Stepping into the Reader’s Shoes is the Key to Good Technical Writing.
Understanding the Audience.
- To understand the audience you must first analyse the audience. This is a vital first step in the preparation of a good document.
- Your analysis should assess how familiar various readers will be with the subject. From this you should identify what you will need to explain and how much detail you will need to give.
- Next ask yourself – what is it that I want my readers to do when they have finished reading the document? The actions that you wish the readers to take will dictate the most important message (known as the Key Message) of the document. Clarify this Key Message in your head before going any further. Write out the Key Message and keep it in front of you while you write.

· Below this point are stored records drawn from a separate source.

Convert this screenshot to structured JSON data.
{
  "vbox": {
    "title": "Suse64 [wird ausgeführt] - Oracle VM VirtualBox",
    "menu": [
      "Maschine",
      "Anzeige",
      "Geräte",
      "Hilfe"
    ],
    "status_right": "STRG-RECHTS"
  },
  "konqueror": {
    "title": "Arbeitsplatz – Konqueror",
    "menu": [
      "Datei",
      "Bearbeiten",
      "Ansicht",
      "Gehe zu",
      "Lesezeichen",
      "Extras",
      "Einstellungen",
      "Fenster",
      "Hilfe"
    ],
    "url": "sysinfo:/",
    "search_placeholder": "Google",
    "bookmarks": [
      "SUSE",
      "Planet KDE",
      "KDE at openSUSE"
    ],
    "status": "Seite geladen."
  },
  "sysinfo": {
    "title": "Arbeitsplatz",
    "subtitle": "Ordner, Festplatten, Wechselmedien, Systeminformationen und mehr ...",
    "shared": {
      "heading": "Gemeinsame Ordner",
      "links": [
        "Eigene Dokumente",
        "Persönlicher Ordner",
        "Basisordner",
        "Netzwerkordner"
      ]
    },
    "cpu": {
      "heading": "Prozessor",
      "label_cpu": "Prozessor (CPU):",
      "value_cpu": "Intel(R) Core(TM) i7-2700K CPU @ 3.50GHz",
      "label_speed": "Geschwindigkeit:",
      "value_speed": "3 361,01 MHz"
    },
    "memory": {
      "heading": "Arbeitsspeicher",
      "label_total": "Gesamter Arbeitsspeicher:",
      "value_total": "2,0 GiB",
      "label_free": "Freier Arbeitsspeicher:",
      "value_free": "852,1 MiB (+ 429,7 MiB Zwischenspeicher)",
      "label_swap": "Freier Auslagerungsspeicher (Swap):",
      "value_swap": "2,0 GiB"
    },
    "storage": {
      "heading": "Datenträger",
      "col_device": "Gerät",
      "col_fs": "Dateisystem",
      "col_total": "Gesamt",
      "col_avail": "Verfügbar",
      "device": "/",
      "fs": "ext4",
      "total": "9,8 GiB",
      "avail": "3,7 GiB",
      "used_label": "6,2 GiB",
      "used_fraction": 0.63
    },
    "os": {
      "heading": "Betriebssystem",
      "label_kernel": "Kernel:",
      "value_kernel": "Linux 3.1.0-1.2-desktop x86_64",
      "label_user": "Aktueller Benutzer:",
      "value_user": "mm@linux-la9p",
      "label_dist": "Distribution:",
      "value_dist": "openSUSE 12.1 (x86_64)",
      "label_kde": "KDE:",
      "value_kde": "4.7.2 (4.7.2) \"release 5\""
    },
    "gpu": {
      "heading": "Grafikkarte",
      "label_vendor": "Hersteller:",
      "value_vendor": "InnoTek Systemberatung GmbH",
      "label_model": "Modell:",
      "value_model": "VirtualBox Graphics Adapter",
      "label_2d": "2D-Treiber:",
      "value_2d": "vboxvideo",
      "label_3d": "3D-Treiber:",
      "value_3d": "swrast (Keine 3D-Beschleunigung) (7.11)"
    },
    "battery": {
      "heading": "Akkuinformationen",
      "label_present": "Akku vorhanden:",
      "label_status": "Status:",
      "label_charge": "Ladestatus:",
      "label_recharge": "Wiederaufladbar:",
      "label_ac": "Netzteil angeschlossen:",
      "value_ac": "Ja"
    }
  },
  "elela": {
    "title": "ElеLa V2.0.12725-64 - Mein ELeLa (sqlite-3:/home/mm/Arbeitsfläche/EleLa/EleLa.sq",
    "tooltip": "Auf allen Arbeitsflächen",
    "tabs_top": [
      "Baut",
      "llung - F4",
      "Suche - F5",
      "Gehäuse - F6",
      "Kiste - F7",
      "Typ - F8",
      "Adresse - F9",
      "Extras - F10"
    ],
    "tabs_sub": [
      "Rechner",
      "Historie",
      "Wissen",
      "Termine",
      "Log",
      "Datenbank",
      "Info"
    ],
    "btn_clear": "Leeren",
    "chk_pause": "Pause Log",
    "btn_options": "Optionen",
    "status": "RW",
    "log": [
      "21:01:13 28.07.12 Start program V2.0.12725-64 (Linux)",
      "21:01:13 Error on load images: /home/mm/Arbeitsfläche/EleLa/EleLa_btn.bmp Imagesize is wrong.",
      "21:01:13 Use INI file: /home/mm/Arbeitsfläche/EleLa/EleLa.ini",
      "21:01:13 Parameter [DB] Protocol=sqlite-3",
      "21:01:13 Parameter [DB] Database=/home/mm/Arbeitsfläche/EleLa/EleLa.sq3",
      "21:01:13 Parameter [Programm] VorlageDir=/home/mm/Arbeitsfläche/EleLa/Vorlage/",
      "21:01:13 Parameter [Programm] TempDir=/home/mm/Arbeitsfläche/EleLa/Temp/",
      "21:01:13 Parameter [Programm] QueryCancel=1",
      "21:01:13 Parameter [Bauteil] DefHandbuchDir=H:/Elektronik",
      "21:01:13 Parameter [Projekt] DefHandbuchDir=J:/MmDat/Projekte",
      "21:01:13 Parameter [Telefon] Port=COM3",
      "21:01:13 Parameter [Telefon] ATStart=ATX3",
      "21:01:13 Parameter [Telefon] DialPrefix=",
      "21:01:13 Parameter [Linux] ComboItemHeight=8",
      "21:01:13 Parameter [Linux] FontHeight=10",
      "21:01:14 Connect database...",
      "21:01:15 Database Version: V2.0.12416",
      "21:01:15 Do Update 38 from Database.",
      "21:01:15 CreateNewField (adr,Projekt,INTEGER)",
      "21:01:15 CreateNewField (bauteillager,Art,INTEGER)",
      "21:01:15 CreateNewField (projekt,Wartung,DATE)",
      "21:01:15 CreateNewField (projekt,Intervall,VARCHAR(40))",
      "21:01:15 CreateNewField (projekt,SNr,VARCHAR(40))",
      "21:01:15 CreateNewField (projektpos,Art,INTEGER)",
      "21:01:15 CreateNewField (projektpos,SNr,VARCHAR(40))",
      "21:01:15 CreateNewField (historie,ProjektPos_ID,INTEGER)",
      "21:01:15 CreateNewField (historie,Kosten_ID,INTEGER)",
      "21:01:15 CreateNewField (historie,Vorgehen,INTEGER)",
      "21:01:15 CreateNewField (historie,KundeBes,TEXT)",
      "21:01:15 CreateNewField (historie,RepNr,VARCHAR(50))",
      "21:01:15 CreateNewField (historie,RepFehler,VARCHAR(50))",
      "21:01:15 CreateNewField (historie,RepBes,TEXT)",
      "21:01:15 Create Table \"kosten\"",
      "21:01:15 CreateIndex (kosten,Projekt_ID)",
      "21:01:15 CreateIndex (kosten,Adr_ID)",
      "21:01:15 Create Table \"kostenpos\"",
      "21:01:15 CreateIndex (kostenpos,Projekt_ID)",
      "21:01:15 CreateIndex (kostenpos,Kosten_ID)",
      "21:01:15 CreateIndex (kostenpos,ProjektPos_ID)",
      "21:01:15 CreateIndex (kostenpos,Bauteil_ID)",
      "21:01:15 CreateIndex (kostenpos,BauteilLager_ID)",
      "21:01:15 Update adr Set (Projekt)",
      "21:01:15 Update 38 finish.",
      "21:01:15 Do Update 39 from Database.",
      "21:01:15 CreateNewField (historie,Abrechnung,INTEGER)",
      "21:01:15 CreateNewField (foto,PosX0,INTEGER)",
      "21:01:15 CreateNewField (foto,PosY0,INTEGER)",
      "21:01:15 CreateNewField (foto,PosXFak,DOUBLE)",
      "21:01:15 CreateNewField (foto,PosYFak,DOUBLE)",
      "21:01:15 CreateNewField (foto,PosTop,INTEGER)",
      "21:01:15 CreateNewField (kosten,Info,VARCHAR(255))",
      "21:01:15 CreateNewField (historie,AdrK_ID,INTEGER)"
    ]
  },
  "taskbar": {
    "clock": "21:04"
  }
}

- Place the Key Message at the beginning of the opening paragraph of your document (usually the summary) so that it is clear to the reader that this is the Key Message e.g. Prototype A is the preferred option for Generation II of the Gizmo, this option is the only one of the five tested that fulfils all the design brief mandatory criteria.
- Make sure to analyse your audience on paper, not in your head, this will help to clarify your thoughts and ensure that you do not stray from the Key Message.
To find out more about this and other practical tips that will improve your technical writing why not come along to one of our Technical Writing Skills training courses. To enquire further or to book, simply log on to https://www.sqt-training.com/
John Lafferty – Technical Writing Tutor
John Lafferty is the tutor on the SQT Training Ltd. Technical Writing Skills course. John also delivers courses in areas such as Quality Systems, Process Validation, Software Validation and Quality Risk Management on behalf of SQT. John runs a Quality Management Consultancy, Northridge Quality & Validation, which specialises in providing assistance to the Medical Devices and Pharmaceutical sector.